Top of Available data

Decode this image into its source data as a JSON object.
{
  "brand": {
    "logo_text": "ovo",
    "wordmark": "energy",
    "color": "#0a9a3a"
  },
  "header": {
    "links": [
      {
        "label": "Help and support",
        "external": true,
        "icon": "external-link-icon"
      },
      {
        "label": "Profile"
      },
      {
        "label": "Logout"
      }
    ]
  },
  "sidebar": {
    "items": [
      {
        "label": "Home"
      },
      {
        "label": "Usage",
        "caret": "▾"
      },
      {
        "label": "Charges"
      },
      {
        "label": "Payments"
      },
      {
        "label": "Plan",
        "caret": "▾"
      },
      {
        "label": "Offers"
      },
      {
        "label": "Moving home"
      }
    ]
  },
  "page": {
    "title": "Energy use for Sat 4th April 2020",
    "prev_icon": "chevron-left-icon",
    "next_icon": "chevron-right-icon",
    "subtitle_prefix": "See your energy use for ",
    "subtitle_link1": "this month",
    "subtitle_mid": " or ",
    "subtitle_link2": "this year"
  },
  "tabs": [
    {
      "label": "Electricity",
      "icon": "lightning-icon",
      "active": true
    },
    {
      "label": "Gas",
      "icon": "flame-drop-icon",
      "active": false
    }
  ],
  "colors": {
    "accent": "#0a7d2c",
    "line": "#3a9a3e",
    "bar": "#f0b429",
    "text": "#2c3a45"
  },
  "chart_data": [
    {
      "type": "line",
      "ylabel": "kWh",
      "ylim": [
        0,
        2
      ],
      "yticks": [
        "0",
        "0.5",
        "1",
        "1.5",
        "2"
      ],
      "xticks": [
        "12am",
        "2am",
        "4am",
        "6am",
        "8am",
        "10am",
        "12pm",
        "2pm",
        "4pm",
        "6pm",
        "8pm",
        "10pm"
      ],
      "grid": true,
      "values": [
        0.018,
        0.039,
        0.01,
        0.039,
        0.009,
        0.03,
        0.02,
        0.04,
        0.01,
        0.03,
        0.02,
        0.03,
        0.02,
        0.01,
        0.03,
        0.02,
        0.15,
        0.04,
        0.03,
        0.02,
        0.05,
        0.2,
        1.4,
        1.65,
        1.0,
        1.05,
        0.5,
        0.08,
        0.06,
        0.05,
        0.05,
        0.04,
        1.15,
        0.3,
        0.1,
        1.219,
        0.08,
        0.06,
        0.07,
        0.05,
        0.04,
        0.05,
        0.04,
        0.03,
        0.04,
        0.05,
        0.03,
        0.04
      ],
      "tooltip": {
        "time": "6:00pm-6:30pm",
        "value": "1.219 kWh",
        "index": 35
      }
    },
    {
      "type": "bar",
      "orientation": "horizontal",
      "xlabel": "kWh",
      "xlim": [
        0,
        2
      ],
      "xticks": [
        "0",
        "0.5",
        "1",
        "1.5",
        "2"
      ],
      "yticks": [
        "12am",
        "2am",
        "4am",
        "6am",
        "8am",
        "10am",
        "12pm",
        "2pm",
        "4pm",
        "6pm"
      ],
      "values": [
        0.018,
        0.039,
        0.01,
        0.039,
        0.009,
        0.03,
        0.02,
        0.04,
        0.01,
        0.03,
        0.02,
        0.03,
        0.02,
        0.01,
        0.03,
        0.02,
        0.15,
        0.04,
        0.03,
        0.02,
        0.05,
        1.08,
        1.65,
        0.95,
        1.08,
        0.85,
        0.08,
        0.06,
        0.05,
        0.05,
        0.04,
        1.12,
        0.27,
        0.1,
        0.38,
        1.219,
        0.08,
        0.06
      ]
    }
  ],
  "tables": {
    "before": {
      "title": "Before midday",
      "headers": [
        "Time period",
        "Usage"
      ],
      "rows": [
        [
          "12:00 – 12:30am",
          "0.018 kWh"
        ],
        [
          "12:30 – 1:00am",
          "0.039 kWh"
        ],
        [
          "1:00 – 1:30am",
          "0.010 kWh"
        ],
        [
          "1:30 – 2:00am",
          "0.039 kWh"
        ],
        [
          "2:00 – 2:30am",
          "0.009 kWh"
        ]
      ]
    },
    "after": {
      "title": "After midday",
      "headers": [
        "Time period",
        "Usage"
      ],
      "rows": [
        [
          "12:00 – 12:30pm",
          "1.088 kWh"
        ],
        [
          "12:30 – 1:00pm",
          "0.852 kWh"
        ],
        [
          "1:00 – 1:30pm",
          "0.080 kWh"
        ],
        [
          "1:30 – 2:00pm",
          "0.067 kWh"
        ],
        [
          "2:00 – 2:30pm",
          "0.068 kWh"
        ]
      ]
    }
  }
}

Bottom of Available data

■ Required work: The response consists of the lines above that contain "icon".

■ Answer to this problem:
        "icon": "external-link-icon"
    "prev_icon": "chevron-left-icon",
    "next_icon": "chevron-right-icon",
      "icon": "lightning-icon",
      "icon": "flame-drop-icon",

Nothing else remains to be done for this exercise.